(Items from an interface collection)
----------

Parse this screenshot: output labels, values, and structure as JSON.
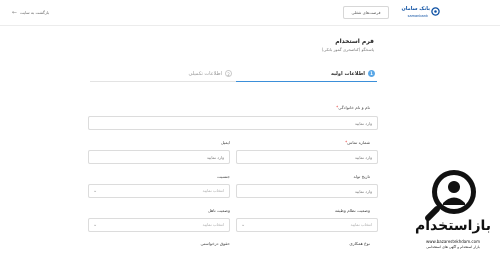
{
  "header": {
    "back_link": "بازگشت به سایت",
    "jobs_button": "فرصت‌های شغلی",
    "brand_fa": "بانک سامان",
    "brand_en": "samanbank",
    "brand_color": "#0a4ea2"
  },
  "form": {
    "title": "فرم استخدام",
    "subtitle": "پاسخگو (کتاصحری گمور بانکی)"
  },
  "tabs": [
    {
      "number": "1",
      "label": "اطلاعات اولیه",
      "active": true
    },
    {
      "number": "2",
      "label": "اطلاعات تکمیلی",
      "active": false
    }
  ],
  "fields": {
    "full_name": {
      "label": "نام و نام خانوادگی",
      "required_mark": "*",
      "placeholder": "وارد نمایید"
    },
    "phone": {
      "label": "شماره تماس",
      "required_mark": "*",
      "placeholder": "وارد نمایید"
    },
    "email": {
      "label": "ایمیل",
      "placeholder": "وارد نمایید"
    },
    "birth_date": {
      "label": "تاریخ تولد",
      "placeholder": "وارد نمایید"
    },
    "gender": {
      "label": "جنسیت",
      "placeholder": "انتخاب نمایید"
    },
    "military": {
      "label": "وضعیت نظام وظیفه",
      "placeholder": "انتخاب نمایید"
    },
    "marital": {
      "label": "وضعیت تاهل",
      "placeholder": "انتخاب نمایید"
    },
    "cooperation": {
      "label": "نوع همکاری"
    },
    "salary": {
      "label": "حقوق درخواستی"
    }
  },
  "watermark": {
    "brand": "بازاستخدام",
    "site": "www.bazarestekhdam.com",
    "tagline": "بازار استخدام و آگهی های استخدامی"
  },
  "colors": {
    "accent": "#3b8fd9",
    "required": "#e53935",
    "watermark": "#111111"
  }
}
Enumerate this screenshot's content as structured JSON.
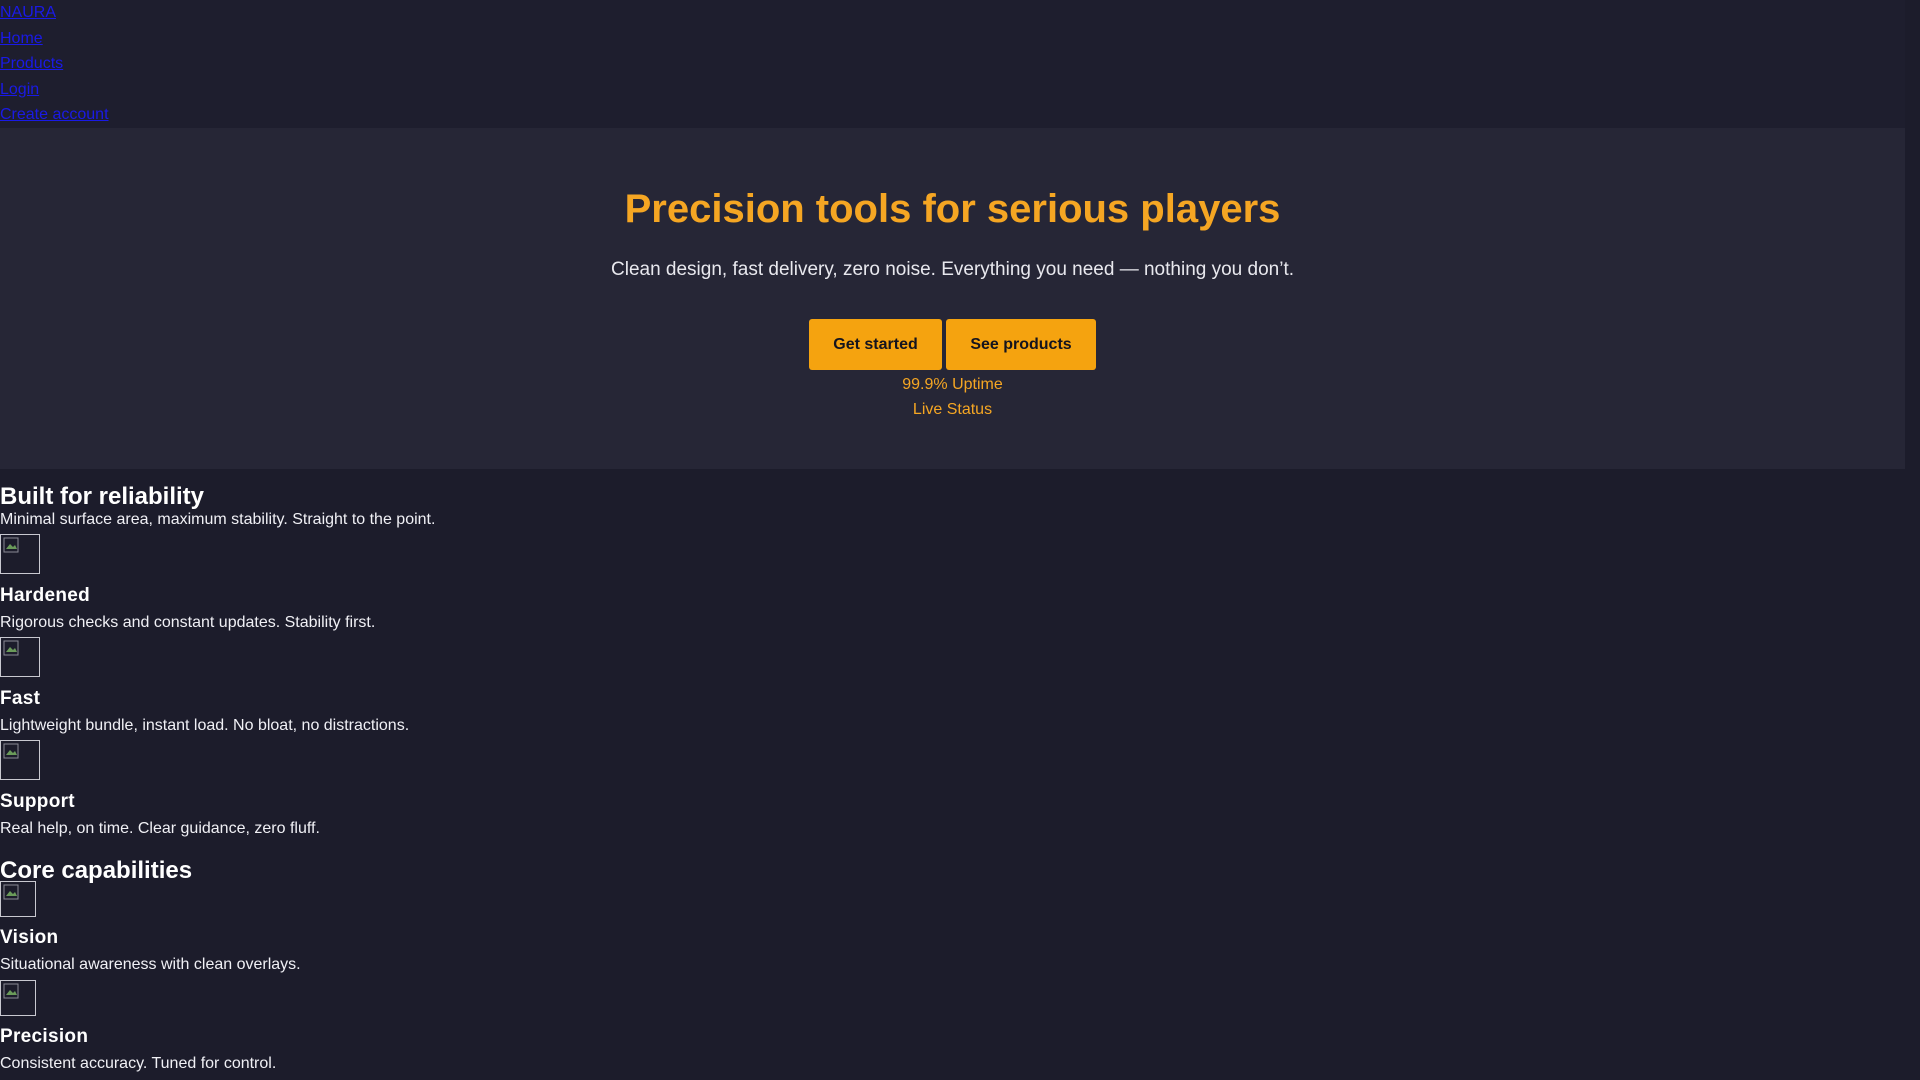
{
  "nav": {
    "brand": "NAURA",
    "links": [
      "Home",
      "Products",
      "Login",
      "Create account"
    ]
  },
  "hero": {
    "title": "Precision tools for serious players",
    "subtitle": "Clean design, fast delivery, zero noise. Everything you need — nothing you don’t.",
    "primary_button": "Get started",
    "secondary_button": "See products",
    "uptime": "99.9% Uptime",
    "status": "Live Status"
  },
  "reliability": {
    "heading": "Built for reliability",
    "intro": "Minimal surface area, maximum stability. Straight to the point.",
    "features": [
      {
        "title": "Hardened",
        "text": "Rigorous checks and constant updates. Stability first."
      },
      {
        "title": "Fast",
        "text": "Lightweight bundle, instant load. No bloat, no distractions."
      },
      {
        "title": "Support",
        "text": "Real help, on time. Clear guidance, zero fluff."
      }
    ]
  },
  "capabilities": {
    "heading": "Core capabilities",
    "items": [
      {
        "title": "Vision",
        "text": "Situational awareness with clean overlays."
      },
      {
        "title": "Precision",
        "text": "Consistent accuracy. Tuned for control."
      }
    ]
  },
  "colors": {
    "accent": "#f5a623",
    "button": "#f5a30f",
    "hero_bg": "#262636",
    "page_bg": "#1c1c2b",
    "link": "#1a1ae6"
  }
}
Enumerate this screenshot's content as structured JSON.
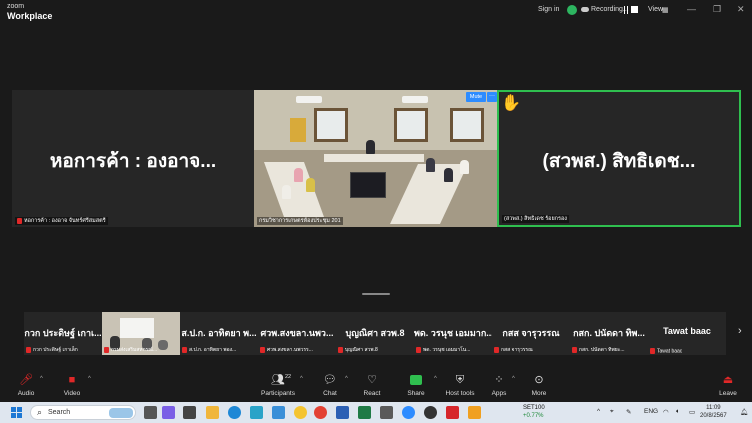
{
  "titlebar": {
    "logo_line1": "zoom",
    "logo_line2": "Workplace",
    "sign_in": "Sign in",
    "recording": "Recording...",
    "view": "View"
  },
  "tiles": [
    {
      "big_name": "หอการค้า : องอาจ...",
      "caption": "หอการค้า : องอาจ จันทร์ศรีสมสตรี"
    },
    {
      "caption": "กรมวิชาการเกษตรห้องประชุม 201"
    },
    {
      "big_name": "(สวพส.) สิทธิเดช...",
      "caption": "(สวพส.) สิทธิเดช ร้อยกรอง"
    }
  ],
  "video_controls": {
    "mute": "Mute",
    "more": "···"
  },
  "gallery": [
    {
      "name": "กวก ประดิษฐ์ เกาเ...",
      "caption": "กวก ประดิษฐ์ เกาเล็ก"
    },
    {
      "name": "",
      "caption": "กรมส่งเสริมสหกรณ์..."
    },
    {
      "name": "ส.ป.ก. อาทิตยา พ...",
      "caption": "ส.ป.ก. อาทิตยา พอง..."
    },
    {
      "name": "ศวพ.สงขลา.นพว...",
      "caption": "ศวพ.สงขลา.นพวรร..."
    },
    {
      "name": "บุญณิศา สวพ.8",
      "caption": "บุญณิศา สวพ.8"
    },
    {
      "name": "พด. วรนุช เอมมาก...",
      "caption": "พด. วรนุช เอมมาโน..."
    },
    {
      "name": "กสส จารุวรรณ",
      "caption": "กสส จารุวรรณ"
    },
    {
      "name": "กสก. ปนัดดา ทิพ...",
      "caption": "กสก. ปนัดดา ทิพยะ..."
    },
    {
      "name": "Tawat baac",
      "caption": "Tawat baac"
    }
  ],
  "toolbar": {
    "audio": "Audio",
    "video": "Video",
    "participants": "Participants",
    "participants_count": "22",
    "chat": "Chat",
    "react": "React",
    "share": "Share",
    "host_tools": "Host tools",
    "apps": "Apps",
    "more": "More",
    "leave": "Leave"
  },
  "taskbar": {
    "search_placeholder": "Search",
    "stock_name": "SET100",
    "stock_change": "+0.77%",
    "language": "ENG",
    "time": "11:09",
    "date": "20/8/2567"
  },
  "colors": {
    "active_speaker_border": "#2fbf4f",
    "mute_button": "#2d8cff",
    "muted_mic": "#e02828",
    "hand_raise": "#f5c518"
  }
}
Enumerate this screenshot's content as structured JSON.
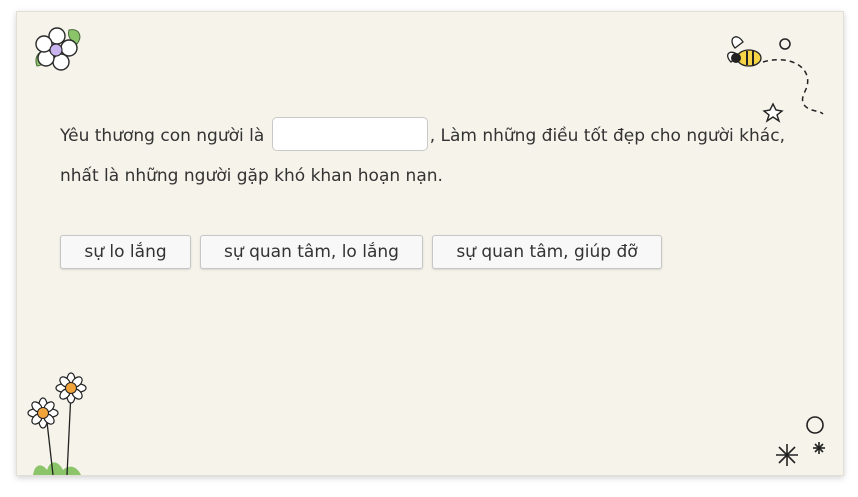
{
  "question": {
    "text_before": "Yêu thương con người là",
    "text_after": ", Làm những điều tốt đẹp cho người khác,",
    "text_line2": "nhất là những người gặp khó khan hoạn nạn.",
    "blank_value": ""
  },
  "options": [
    {
      "label": "sự lo lắng"
    },
    {
      "label": "sự quan tâm, lo lắng"
    },
    {
      "label": "sự quan tâm, giúp đỡ"
    }
  ],
  "colors": {
    "card_background": "#f5f3ea",
    "text": "#333333",
    "button_background": "#f8f8f8",
    "button_border": "#c6c6c6",
    "flower_center": "#f0a33a",
    "leaf": "#8cc46a"
  },
  "decorations": [
    "flower-icon",
    "bee-icon",
    "star-icon",
    "daisy-flowers-icon",
    "sparkle-icon"
  ]
}
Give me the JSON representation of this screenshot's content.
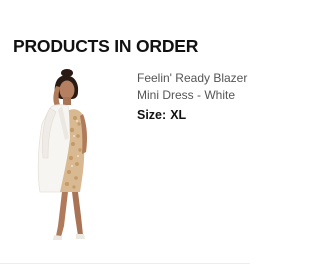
{
  "order": {
    "heading": "PRODUCTS IN ORDER",
    "item": {
      "name_line1": "Feelin' Ready Blazer",
      "name_line2": "Mini Dress - White",
      "size_label": "Size:",
      "size_value": "XL",
      "image_icon": "product-photo"
    }
  },
  "colors": {
    "heading": "#111111",
    "product_name": "#555555",
    "blazer": "#f7f5f2",
    "sequin": "#d9b991",
    "skin": "#b07b5a"
  }
}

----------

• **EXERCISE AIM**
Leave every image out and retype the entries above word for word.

• **WORKED SOLUTION**
Parse this screenshot: output labels, values, and structure as JSON.
{
  "header": {
    "back_link": "بازگشت به سایت",
    "jobs_button": "فرصت‌های شغلی",
    "brand_fa": "بانک سامان",
    "brand_en": "samanbank",
    "brand_color": "#0a4ea2"
  },
  "form": {
    "title": "فرم استخدام",
    "subtitle": "پاسخگو (کتاصحری گمور بانکی)"
  },
  "tabs": [
    {
      "number": "1",
      "label": "اطلاعات اولیه",
      "active": true
    },
    {
      "number": "2",
      "label": "اطلاعات تکمیلی",
      "active": false
    }
  ],
  "fields": {
    "full_name": {
      "label": "نام و نام خانوادگی",
      "required_mark": "*",
      "placeholder": "وارد نمایید"
    },
    "phone": {
      "label": "شماره تماس",
      "required_mark": "*",
      "placeholder": "وارد نمایید"
    },
    "email": {
      "label": "ایمیل",
      "placeholder": "وارد نمایید"
    },
    "birth_date": {
      "label": "تاریخ تولد",
      "placeholder": "وارد نمایید"
    },
    "gender": {
      "label": "جنسیت",
      "placeholder": "انتخاب نمایید"
    },
    "military": {
      "label": "وضعیت نظام وظیفه",
      "placeholder": "انتخاب نمایید"
    },
    "marital": {
      "label": "وضعیت تاهل",
      "placeholder": "انتخاب نمایید"
    },
    "cooperation": {
      "label": "نوع همکاری"
    },
    "salary": {
      "label": "حقوق درخواستی"
    }
  },
  "watermark": {
    "brand": "بازاستخدام",
    "site": "www.bazarestekhdam.com",
    "tagline": "بازار استخدام و آگهی های استخدامی"
  },
  "colors": {
    "accent": "#3b8fd9",
    "required": "#e53935",
    "watermark": "#111111"
  }
}
Enumerate this screenshot's content as structured JSON.
{
  "nav": {
    "brand": "NAURA",
    "links": [
      "Home",
      "Products",
      "Login",
      "Create account"
    ]
  },
  "hero": {
    "title": "Precision tools for serious players",
    "subtitle": "Clean design, fast delivery, zero noise. Everything you need — nothing you don’t.",
    "primary_button": "Get started",
    "secondary_button": "See products",
    "uptime": "99.9% Uptime",
    "status": "Live Status"
  },
  "reliability": {
    "heading": "Built for reliability",
    "intro": "Minimal surface area, maximum stability. Straight to the point.",
    "features": [
      {
        "title": "Hardened",
        "text": "Rigorous checks and constant updates. Stability first."
      },
      {
        "title": "Fast",
        "text": "Lightweight bundle, instant load. No bloat, no distractions."
      },
      {
        "title": "Support",
        "text": "Real help, on time. Clear guidance, zero fluff."
      }
    ]
  },
  "capabilities": {
    "heading": "Core capabilities",
    "items": [
      {
        "title": "Vision",
        "text": "Situational awareness with clean overlays."
      },
      {
        "title": "Precision",
        "text": "Consistent accuracy. Tuned for control."
      }
    ]
  },
  "colors": {
    "accent": "#f5a623",
    "button": "#f5a30f",
    "hero_bg": "#262636",
    "page_bg": "#1c1c2b",
    "link": "#1a1ae6"
  }
}
Enumerate this screenshot's content as structured JSON.
{
  "titlebar": {
    "logo_line1": "zoom",
    "logo_line2": "Workplace",
    "sign_in": "Sign in",
    "recording": "Recording...",
    "view": "View"
  },
  "tiles": [
    {
      "big_name": "หอการค้า : องอาจ...",
      "caption": "หอการค้า : องอาจ จันทร์ศรีสมสตรี"
    },
    {
      "caption": "กรมวิชาการเกษตรห้องประชุม 201"
    },
    {
      "big_name": "(สวพส.) สิทธิเดช...",
      "caption": "(สวพส.) สิทธิเดช ร้อยกรอง"
    }
  ],
  "video_controls": {
    "mute": "Mute",
    "more": "···"
  },
  "gallery": [
    {
      "name": "กวก ประดิษฐ์ เกาเ...",
      "caption": "กวก ประดิษฐ์ เกาเล็ก"
    },
    {
      "name": "",
      "caption": "กรมส่งเสริมสหกรณ์..."
    },
    {
      "name": "ส.ป.ก. อาทิตยา พ...",
      "caption": "ส.ป.ก. อาทิตยา พอง..."
    },
    {
      "name": "ศวพ.สงขลา.นพว...",
      "caption": "ศวพ.สงขลา.นพวรร..."
    },
    {
      "name": "บุญณิศา สวพ.8",
      "caption": "บุญณิศา สวพ.8"
    },
    {
      "name": "พด. วรนุช เอมมาก...",
      "caption": "พด. วรนุช เอมมาโน..."
    },
    {
      "name": "กสส จารุวรรณ",
      "caption": "กสส จารุวรรณ"
    },
    {
      "name": "กสก. ปนัดดา ทิพ...",
      "caption": "กสก. ปนัดดา ทิพยะ..."
    },
    {
      "name": "Tawat baac",
      "caption": "Tawat baac"
    }
  ],
  "toolbar": {
    "audio": "Audio",
    "video": "Video",
    "participants": "Participants",
    "participants_count": "22",
    "chat": "Chat",
    "react": "React",
    "share": "Share",
    "host_tools": "Host tools",
    "apps": "Apps",
    "more": "More",
    "leave": "Leave"
  },
  "taskbar": {
    "search_placeholder": "Search",
    "stock_name": "SET100",
    "stock_change": "+0.77%",
    "language": "ENG",
    "time": "11:09",
    "date": "20/8/2567"
  },
  "colors": {
    "active_speaker_border": "#2fbf4f",
    "mute_button": "#2d8cff",
    "muted_mic": "#e02828",
    "hand_raise": "#f5c518"
  }
}
Enumerate this screenshot's content as structured JSON.
{
  "question": {
    "text_before": "Yêu thương con người là",
    "text_after": ", Làm những điều tốt đẹp cho người khác,",
    "text_line2": "nhất là những người gặp khó khan hoạn nạn.",
    "blank_value": ""
  },
  "options": [
    {
      "label": "sự lo lắng"
    },
    {
      "label": "sự quan tâm, lo lắng"
    },
    {
      "label": "sự quan tâm, giúp đỡ"
    }
  ],
  "colors": {
    "card_background": "#f5f3ea",
    "text": "#333333",
    "button_background": "#f8f8f8",
    "button_border": "#c6c6c6",
    "flower_center": "#f0a33a",
    "leaf": "#8cc46a"
  },
  "decorations": [
    "flower-icon",
    "bee-icon",
    "star-icon",
    "daisy-flowers-icon",
    "sparkle-icon"
  ]
}
Give me the JSON representation of this screenshot's content.
{
  "order": {
    "heading": "PRODUCTS IN ORDER",
    "item": {
      "name_line1": "Feelin' Ready Blazer",
      "name_line2": "Mini Dress - White",
      "size_label": "Size:",
      "size_value": "XL",
      "image_icon": "product-photo"
    }
  },
  "colors": {
    "heading": "#111111",
    "product_name": "#555555",
    "blazer": "#f7f5f2",
    "sequin": "#d9b991",
    "skin": "#b07b5a"
  }
}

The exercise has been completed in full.